Keita is also expected to give an update on the mission’s efforts to address the dire security, humanitarian and human rights situation in South Sudan. Conflict intensified during the reporting period in parts of Unity and Central Equatoria, with government forces seeking to dislodge opposition forces ahead of the rainy season, when it becomes more difficult to travel over land. A Bangladeshi UNMISS peacekeeper was killed on 26 June, during an armed attack on a UN convoy that was supporting the delivery of humanitarian aid to vulnerable civilians in the Central Equatoria region. Regarding the humanitarian environment, the Secretary-General’s report states that “South Sudan remains one of the world’s most challenging places to deliver humanitarian assistance”. It notes that six aid workers were killed between February and mid-May and that aid workers continue to face harassment, kidnappings and detentions in a country in which some 4.2 million people have been displaced since 2013. While members may reiterate their concerns at the impact of the conflict on civilians, they may also echo the call made by the Secretary-General in his report for the expedited publication of reported violations documented by the Ceasefire and Transitional Security Arrangements Monitoring Mechanism (CTSAMM), the body mandated to monitor violations of the Cessation of Hostilities Agreement (CoHA) signed on 21 December 2017. The CTSAMM has not released a public report since January.
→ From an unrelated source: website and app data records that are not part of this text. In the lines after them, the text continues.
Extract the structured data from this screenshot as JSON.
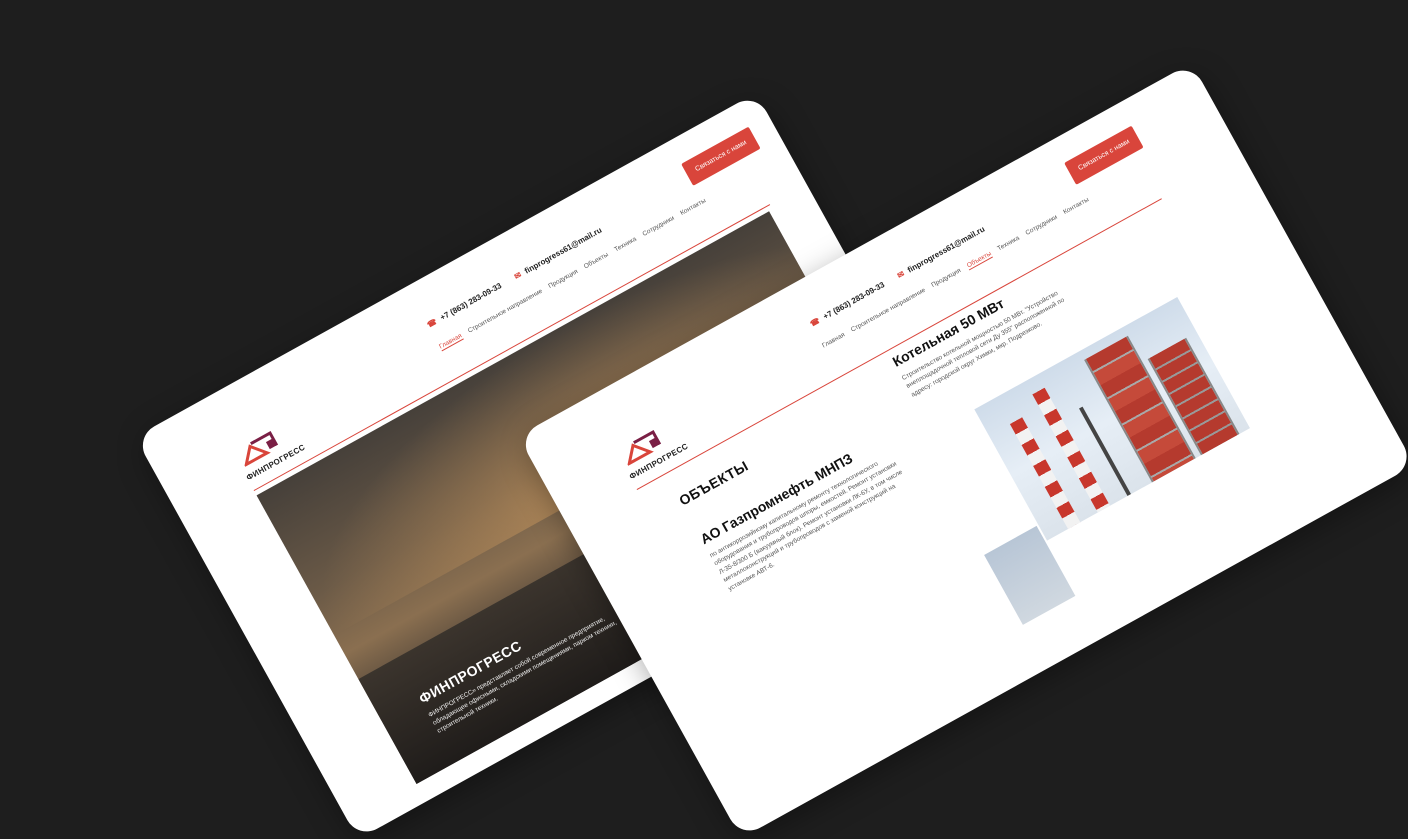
{
  "brand": {
    "logo_text": "ФИНПРОГРЕСС",
    "accent": "#d9453b"
  },
  "contacts": {
    "phone": "+7 (863) 283-09-33",
    "email": "finprogress61@mail.ru",
    "phone_icon": "phone-icon",
    "mail_icon": "mail-icon"
  },
  "cta_label": "Связаться с нами",
  "nav_left": [
    "Главная",
    "Строительное направление",
    "Продукция",
    "Объекты",
    "Техника",
    "Сотрудники",
    "Контакты"
  ],
  "nav_right": [
    "Главная",
    "Строительное направление",
    "Продукция",
    "Объекты",
    "Техника",
    "Сотрудники",
    "Контакты"
  ],
  "hero": {
    "title": "ФИНПРОГРЕСС",
    "description": "ФИНПРОГРЕСС» представляет собой современное предприятие, обладающее офисными, складскими помещениями, парком техники, строительной техники."
  },
  "objects": {
    "section_title": "ОБЪЕКТЫ",
    "item1": {
      "title": "АО Газпромнефть МНПЗ",
      "description": "по антикоррозийному капитальному ремонту технологического оборудования и трубопроводов шпоры, емкостей. Ремонт установки Л-35-8/300 Б (вакуумный блок). Ремонт установки ЛК-6У, в том числе металлоконструкций и трубопроводов с заменой конструкций на установке АВТ-6."
    },
    "item2": {
      "title": "Котельная 50 МВт",
      "description": "Строительство котельной мощностью 50 МВт. \"Устройство внеплощадочной тепловой сети Ду 355\" расположенной по адресу: городской округ Химки, мкр. Подрезково."
    }
  }
}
Looking ahead, Council members expect to receive the report of the Secretary-General requested in resolution 2418 by 30 June, on whether any fighting has taken place since adoption of resolution 2418 on 31 May and whether the parties have come to a viable political agreement. The resolution decided that if the Secretary-General reports that such fighting has occurred or that a viable political agreement is lacking, the Council shall consider applying targeted sanctions (a travel ban and assets freeze) to the six individuals identified in the annex to the resolution and/or an arms embargo within five days of the Secretary-General’s report. The six individuals proposed by the US for a travel ban and assets freeze in the resolution are: Koang Rambang Chol, a high-ranking opposition military official; Kuol Manyang Juuk, South Sudan’s Defence Minister; Malek Reuben Riak Rengu, the former Deputy Chief of Staff of South Sudan’s army; Martin Elia Lomuro, South Sudan’s Cabinet Affairs Minister; Michael Makuei Lueth, South Sudan’s Information Minister; and Paul Malong Awan, the former Chief of Staff of South Sudan’s army turned rebel leader.
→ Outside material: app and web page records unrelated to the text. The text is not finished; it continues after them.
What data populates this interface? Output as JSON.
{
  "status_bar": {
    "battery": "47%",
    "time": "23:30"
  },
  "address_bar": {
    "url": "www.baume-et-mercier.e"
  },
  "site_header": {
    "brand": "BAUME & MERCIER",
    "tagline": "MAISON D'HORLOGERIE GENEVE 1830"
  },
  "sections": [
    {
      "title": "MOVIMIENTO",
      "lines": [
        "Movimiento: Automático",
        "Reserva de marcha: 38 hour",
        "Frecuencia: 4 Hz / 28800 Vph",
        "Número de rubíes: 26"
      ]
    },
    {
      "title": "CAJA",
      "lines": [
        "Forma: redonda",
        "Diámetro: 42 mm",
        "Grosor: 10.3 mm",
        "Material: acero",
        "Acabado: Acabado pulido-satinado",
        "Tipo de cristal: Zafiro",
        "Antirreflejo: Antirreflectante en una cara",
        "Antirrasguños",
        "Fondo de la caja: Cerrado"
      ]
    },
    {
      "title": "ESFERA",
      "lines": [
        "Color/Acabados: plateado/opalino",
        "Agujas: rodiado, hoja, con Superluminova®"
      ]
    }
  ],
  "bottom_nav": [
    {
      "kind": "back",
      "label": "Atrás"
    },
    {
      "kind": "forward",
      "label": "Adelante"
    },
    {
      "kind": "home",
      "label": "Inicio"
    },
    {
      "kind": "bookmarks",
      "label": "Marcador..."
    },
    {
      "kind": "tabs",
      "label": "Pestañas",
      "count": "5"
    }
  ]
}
The signing of today’s agreement by Kiir, Machar, and other parties is particularly relevant to the Council’s consideration of targeted sanctions and an arms embargo. It remains to be seen what perspectives exist in the Council regarding whether today’s deal is a “viable political agreement” that could help forestall the Council’s consideration of the measures outlined in resolution 2418.
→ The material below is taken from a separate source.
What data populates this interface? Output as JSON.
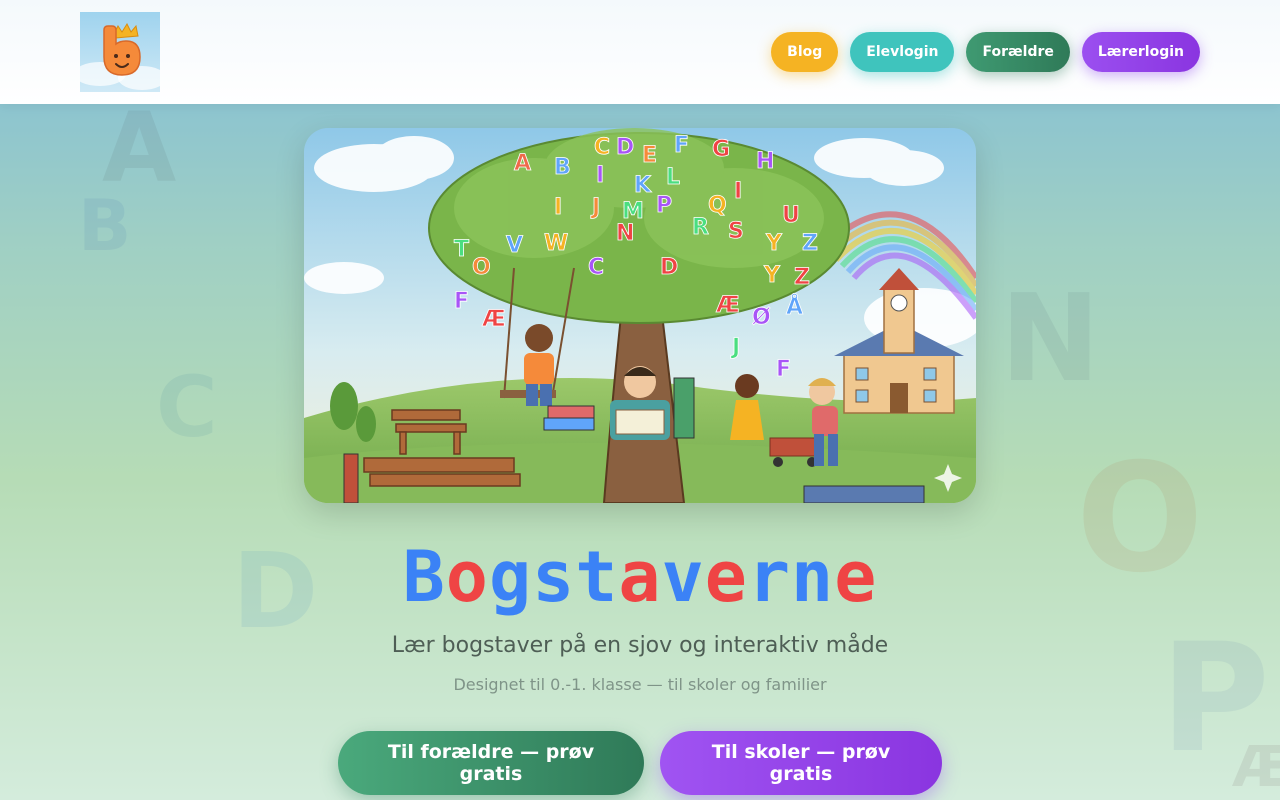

This matter will probably be discussed, along with the findings of the Secretary-General’s report requested in resolution 2418, when Council members hold consultations on South Sudan sanctions on 5 July. Council members will likely also take into account the assessment of Ambassador Joanna Wronecka (Poland), chair of the South Sudan Sanctions Committee, of her visit to South Sudan, Ethiopia, Uganda and Kenya from 16 to 26 June.
The Council is expected to adopt a resolution renewing the South Sudan sanctions regime and the mandate of the South Sudan Sanctions Committee’s Panel of Experts, before their expiration on 15 July.